*Instructions to follow*.
In the records below, how many lines hold the string "name"? Give only the number.

*Records supplied*.
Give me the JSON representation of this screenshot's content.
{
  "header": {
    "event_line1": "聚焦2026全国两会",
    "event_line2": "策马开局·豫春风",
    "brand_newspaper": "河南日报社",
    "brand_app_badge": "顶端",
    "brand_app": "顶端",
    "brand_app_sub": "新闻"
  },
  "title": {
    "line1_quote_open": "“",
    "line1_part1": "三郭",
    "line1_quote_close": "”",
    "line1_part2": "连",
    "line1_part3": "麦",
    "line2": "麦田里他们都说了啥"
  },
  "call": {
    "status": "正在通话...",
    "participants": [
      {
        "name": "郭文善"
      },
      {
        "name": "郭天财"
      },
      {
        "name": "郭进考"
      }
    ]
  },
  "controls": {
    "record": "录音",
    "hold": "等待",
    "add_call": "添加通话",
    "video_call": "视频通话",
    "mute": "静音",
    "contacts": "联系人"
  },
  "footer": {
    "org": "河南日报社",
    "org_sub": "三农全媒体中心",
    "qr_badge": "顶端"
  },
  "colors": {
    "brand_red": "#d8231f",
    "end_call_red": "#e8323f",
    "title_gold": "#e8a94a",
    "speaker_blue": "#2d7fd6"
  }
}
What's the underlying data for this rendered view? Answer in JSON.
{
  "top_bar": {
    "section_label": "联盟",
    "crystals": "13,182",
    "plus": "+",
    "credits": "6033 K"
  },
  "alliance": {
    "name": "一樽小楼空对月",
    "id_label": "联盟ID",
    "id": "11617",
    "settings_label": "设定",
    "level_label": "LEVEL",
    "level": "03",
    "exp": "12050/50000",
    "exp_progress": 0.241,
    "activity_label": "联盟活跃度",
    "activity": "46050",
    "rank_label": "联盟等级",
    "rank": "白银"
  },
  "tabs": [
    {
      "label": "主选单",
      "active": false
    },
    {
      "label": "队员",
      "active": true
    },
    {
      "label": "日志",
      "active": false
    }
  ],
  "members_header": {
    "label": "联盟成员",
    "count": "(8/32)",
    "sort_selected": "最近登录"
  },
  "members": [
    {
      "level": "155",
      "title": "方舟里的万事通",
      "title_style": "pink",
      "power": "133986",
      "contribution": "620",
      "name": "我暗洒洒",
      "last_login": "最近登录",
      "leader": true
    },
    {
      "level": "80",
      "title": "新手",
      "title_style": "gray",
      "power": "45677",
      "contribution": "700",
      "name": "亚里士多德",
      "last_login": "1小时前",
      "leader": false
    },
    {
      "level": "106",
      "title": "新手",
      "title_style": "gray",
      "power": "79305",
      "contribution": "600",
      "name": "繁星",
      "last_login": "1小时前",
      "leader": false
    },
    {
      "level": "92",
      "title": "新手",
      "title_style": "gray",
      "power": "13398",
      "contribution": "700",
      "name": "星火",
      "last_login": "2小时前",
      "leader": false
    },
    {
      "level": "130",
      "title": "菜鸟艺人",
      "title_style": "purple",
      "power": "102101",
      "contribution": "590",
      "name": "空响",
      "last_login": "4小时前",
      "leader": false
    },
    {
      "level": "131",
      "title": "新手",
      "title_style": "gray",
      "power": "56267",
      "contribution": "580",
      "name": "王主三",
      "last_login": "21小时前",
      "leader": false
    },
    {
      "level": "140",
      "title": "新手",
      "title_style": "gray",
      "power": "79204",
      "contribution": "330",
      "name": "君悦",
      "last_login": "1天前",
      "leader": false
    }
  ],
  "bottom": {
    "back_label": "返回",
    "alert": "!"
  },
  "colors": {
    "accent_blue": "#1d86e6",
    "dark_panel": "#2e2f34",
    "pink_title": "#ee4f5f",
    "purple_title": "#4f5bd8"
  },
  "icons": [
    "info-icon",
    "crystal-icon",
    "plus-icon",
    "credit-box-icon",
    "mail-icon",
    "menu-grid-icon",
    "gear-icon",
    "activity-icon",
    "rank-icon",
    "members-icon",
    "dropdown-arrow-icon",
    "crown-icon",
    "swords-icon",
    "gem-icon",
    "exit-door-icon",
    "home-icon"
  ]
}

*Solution for this problem*.
11